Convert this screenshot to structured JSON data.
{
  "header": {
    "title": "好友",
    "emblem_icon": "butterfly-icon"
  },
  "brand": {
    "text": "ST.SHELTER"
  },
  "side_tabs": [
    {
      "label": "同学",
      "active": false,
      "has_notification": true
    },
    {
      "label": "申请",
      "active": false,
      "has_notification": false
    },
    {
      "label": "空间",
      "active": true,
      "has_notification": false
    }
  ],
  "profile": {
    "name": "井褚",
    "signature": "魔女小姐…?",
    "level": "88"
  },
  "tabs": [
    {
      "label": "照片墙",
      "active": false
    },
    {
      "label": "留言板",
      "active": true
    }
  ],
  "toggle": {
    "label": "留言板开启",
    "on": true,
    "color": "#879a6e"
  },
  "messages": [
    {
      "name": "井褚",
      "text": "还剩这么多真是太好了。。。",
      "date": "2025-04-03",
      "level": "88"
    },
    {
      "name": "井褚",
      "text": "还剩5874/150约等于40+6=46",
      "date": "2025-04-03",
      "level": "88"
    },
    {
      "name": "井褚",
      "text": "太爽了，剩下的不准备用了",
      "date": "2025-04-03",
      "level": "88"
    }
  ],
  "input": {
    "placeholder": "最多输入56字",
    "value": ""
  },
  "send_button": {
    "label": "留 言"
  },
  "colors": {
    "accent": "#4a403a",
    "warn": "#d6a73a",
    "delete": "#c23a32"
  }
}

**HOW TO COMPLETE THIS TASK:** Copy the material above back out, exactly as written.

**THE ANSWER:**
Convert this screenshot to structured JSON data.
{
  "header": {
    "title": "好友",
    "emblem_icon": "butterfly-icon"
  },
  "brand": {
    "text": "ST.SHELTER"
  },
  "side_tabs": [
    {
      "label": "同学",
      "active": false,
      "has_notification": true
    },
    {
      "label": "申请",
      "active": false,
      "has_notification": false
    },
    {
      "label": "空间",
      "active": true,
      "has_notification": false
    }
  ],
  "profile": {
    "name": "井褚",
    "signature": "魔女小姐…?",
    "level": "88"
  },
  "tabs": [
    {
      "label": "照片墙",
      "active": false
    },
    {
      "label": "留言板",
      "active": true
    }
  ],
  "toggle": {
    "label": "留言板开启",
    "on": true,
    "color": "#879a6e"
  },
  "messages": [
    {
      "name": "井褚",
      "text": "还剩这么多真是太好了。。。",
      "date": "2025-04-03",
      "level": "88"
    },
    {
      "name": "井褚",
      "text": "还剩5874/150约等于40+6=46",
      "date": "2025-04-03",
      "level": "88"
    },
    {
      "name": "井褚",
      "text": "太爽了，剩下的不准备用了",
      "date": "2025-04-03",
      "level": "88"
    }
  ],
  "input": {
    "placeholder": "最多输入56字",
    "value": ""
  },
  "send_button": {
    "label": "留 言"
  },
  "colors": {
    "accent": "#4a403a",
    "warn": "#d6a73a",
    "delete": "#c23a32"
  }
}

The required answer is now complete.